■ TASK TO CARRY OUT
Every line of the listing must be repeated in the answer without alteration.

-- Opening Marker --

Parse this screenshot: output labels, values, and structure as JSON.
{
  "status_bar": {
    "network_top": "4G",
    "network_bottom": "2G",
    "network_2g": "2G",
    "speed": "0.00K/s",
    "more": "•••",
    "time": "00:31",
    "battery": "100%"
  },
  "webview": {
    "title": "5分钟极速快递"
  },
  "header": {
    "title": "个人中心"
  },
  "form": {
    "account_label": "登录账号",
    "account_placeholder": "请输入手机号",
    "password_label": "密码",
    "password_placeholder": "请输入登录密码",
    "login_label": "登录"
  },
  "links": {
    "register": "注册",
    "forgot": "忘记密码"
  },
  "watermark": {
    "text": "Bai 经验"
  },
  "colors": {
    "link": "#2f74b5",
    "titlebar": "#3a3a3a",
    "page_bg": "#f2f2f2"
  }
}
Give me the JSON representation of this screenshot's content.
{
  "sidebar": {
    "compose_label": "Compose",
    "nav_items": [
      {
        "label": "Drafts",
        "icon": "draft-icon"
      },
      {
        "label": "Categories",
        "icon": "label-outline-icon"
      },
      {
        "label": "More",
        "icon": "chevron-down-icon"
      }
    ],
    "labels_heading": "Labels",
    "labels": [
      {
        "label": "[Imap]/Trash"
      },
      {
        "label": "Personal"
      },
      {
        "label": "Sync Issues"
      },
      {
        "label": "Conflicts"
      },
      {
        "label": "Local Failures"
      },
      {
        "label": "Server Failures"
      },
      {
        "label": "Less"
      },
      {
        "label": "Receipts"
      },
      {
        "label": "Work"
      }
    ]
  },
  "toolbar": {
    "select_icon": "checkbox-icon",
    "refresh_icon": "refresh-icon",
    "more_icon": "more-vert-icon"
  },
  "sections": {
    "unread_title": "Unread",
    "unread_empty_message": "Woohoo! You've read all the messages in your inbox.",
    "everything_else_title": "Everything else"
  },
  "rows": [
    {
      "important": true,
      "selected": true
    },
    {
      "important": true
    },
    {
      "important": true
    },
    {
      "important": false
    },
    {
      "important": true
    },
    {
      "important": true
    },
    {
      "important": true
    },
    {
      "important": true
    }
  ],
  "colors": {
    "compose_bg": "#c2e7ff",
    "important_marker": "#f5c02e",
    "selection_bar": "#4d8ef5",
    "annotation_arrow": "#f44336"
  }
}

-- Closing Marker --

■ EXPECTED ANSWER
Parse this screenshot: output labels, values, and structure as JSON.
{
  "status_bar": {
    "network_top": "4G",
    "network_bottom": "2G",
    "network_2g": "2G",
    "speed": "0.00K/s",
    "more": "•••",
    "time": "00:31",
    "battery": "100%"
  },
  "webview": {
    "title": "5分钟极速快递"
  },
  "header": {
    "title": "个人中心"
  },
  "form": {
    "account_label": "登录账号",
    "account_placeholder": "请输入手机号",
    "password_label": "密码",
    "password_placeholder": "请输入登录密码",
    "login_label": "登录"
  },
  "links": {
    "register": "注册",
    "forgot": "忘记密码"
  },
  "watermark": {
    "text": "Bai 经验"
  },
  "colors": {
    "link": "#2f74b5",
    "titlebar": "#3a3a3a",
    "page_bg": "#f2f2f2"
  }
}
Give me the JSON representation of this screenshot's content.
{
  "sidebar": {
    "compose_label": "Compose",
    "nav_items": [
      {
        "label": "Drafts",
        "icon": "draft-icon"
      },
      {
        "label": "Categories",
        "icon": "label-outline-icon"
      },
      {
        "label": "More",
        "icon": "chevron-down-icon"
      }
    ],
    "labels_heading": "Labels",
    "labels": [
      {
        "label": "[Imap]/Trash"
      },
      {
        "label": "Personal"
      },
      {
        "label": "Sync Issues"
      },
      {
        "label": "Conflicts"
      },
      {
        "label": "Local Failures"
      },
      {
        "label": "Server Failures"
      },
      {
        "label": "Less"
      },
      {
        "label": "Receipts"
      },
      {
        "label": "Work"
      }
    ]
  },
  "toolbar": {
    "select_icon": "checkbox-icon",
    "refresh_icon": "refresh-icon",
    "more_icon": "more-vert-icon"
  },
  "sections": {
    "unread_title": "Unread",
    "unread_empty_message": "Woohoo! You've read all the messages in your inbox.",
    "everything_else_title": "Everything else"
  },
  "rows": [
    {
      "important": true,
      "selected": true
    },
    {
      "important": true
    },
    {
      "important": true
    },
    {
      "important": false
    },
    {
      "important": true
    },
    {
      "important": true
    },
    {
      "important": true
    },
    {
      "important": true
    }
  ],
  "colors": {
    "compose_bg": "#c2e7ff",
    "important_marker": "#f5c02e",
    "selection_bar": "#4d8ef5",
    "annotation_arrow": "#f44336"
  }
}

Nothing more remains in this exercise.